▶ _TASK ITEM_
Work out how many lines of the records hold the string "user", and reply with that number alone.

▶ _INFORMATION PROVIDED_
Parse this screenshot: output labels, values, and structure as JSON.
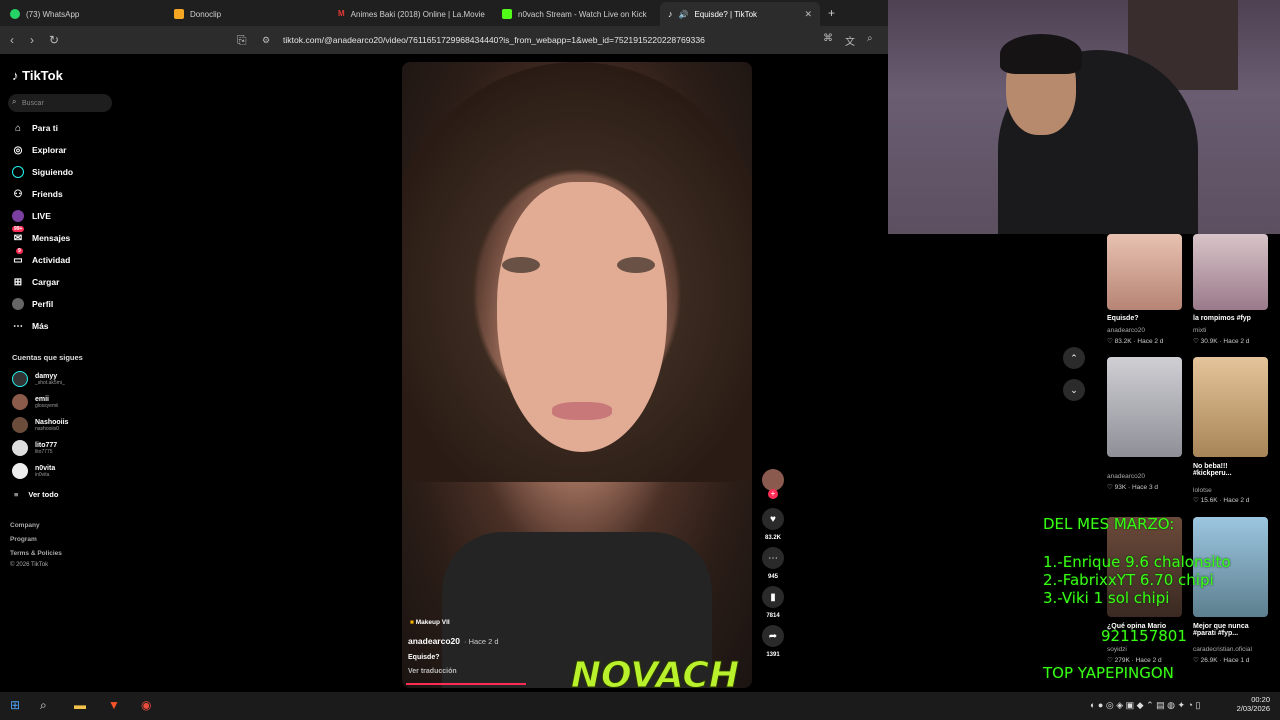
{
  "browser": {
    "tabs": [
      {
        "label": "(73) WhatsApp",
        "color": "#25d366"
      },
      {
        "label": "Donoclip",
        "color": "#f5a623"
      },
      {
        "label": "Animes Baki (2018) Online | La.Movie",
        "color": "#e53935"
      },
      {
        "label": "n0vach Stream - Watch Live on Kick",
        "color": "#53fc18"
      },
      {
        "label": "Equisde? | TikTok",
        "color": "#ffffff"
      }
    ],
    "url": "tiktok.com/@anadearco20/video/7611651729968434440?is_from_webapp=1&web_id=7521915220228769336"
  },
  "tiktok": {
    "logo": "TikTok",
    "search_placeholder": "Buscar",
    "nav": [
      {
        "label": "Para ti",
        "icon": "home-icon"
      },
      {
        "label": "Explorar",
        "icon": "compass-icon"
      },
      {
        "label": "Siguiendo",
        "icon": "following-icon"
      },
      {
        "label": "Friends",
        "icon": "friends-icon"
      },
      {
        "label": "LIVE",
        "icon": "live-icon"
      },
      {
        "label": "Mensajes",
        "icon": "messages-icon",
        "badge": "99+"
      },
      {
        "label": "Actividad",
        "icon": "activity-icon",
        "badge": "9"
      },
      {
        "label": "Cargar",
        "icon": "upload-icon"
      },
      {
        "label": "Perfil",
        "icon": "profile-icon"
      },
      {
        "label": "Más",
        "icon": "more-icon"
      }
    ],
    "following_heading": "Cuentas que sigues",
    "following": [
      {
        "name": "damyy",
        "handle": "_shot.ak5mi_"
      },
      {
        "name": "emii",
        "handle": "glossyemii"
      },
      {
        "name": "Nashooiis",
        "handle": "nashooiis0"
      },
      {
        "name": "lito777",
        "handle": "lito7775"
      },
      {
        "name": "n0vita",
        "handle": "in0vita"
      }
    ],
    "see_all": "Ver todo",
    "footer": [
      "Company",
      "Program",
      "Terms & Policies",
      "© 2026 TikTok"
    ],
    "video": {
      "music": "Makeup VII",
      "author": "anadearco20",
      "time": "· Hace 2 d",
      "caption": "Equisde?",
      "translate": "Ver traducción",
      "likes": "83.2K",
      "comments": "945",
      "saves": "7814",
      "shares": "1391"
    }
  },
  "recommended": [
    {
      "caption": "Equisde?",
      "user": "anadearco20",
      "stats": "83.2K · Hace 2 d"
    },
    {
      "caption": "la rompimos #fyp",
      "user": "mixti",
      "stats": "30.9K · Hace 2 d"
    },
    {
      "caption": "",
      "user": "anadearco20",
      "stats": "93K · Hace 3 d"
    },
    {
      "caption": "No beba!!! #kickperu...",
      "user": "lolotse",
      "stats": "15.6K · Hace 2 d"
    },
    {
      "caption": "¿Qué opina Mario",
      "user": "soyidzi",
      "stats": "279K · Hace 2 d"
    },
    {
      "caption": "Mejor que nunca #parati #fyp...",
      "user": "caradecristian.oficial",
      "stats": "26.9K · Hace 1 d"
    }
  ],
  "overlay": {
    "title": "DEL MES MARZO:",
    "lines": [
      "1.-Enrique 9.6 chalonsito",
      "2.-FabrixxYT 6.70 chipi",
      "3.-Viki 1 sol chipi"
    ],
    "phone": "921157801",
    "top": "TOP YAPEPINGON",
    "brand": "NOVACH"
  },
  "taskbar": {
    "time": "00:20",
    "date": "2/03/2026"
  }
}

▶ _OUTPUT BELOW_
6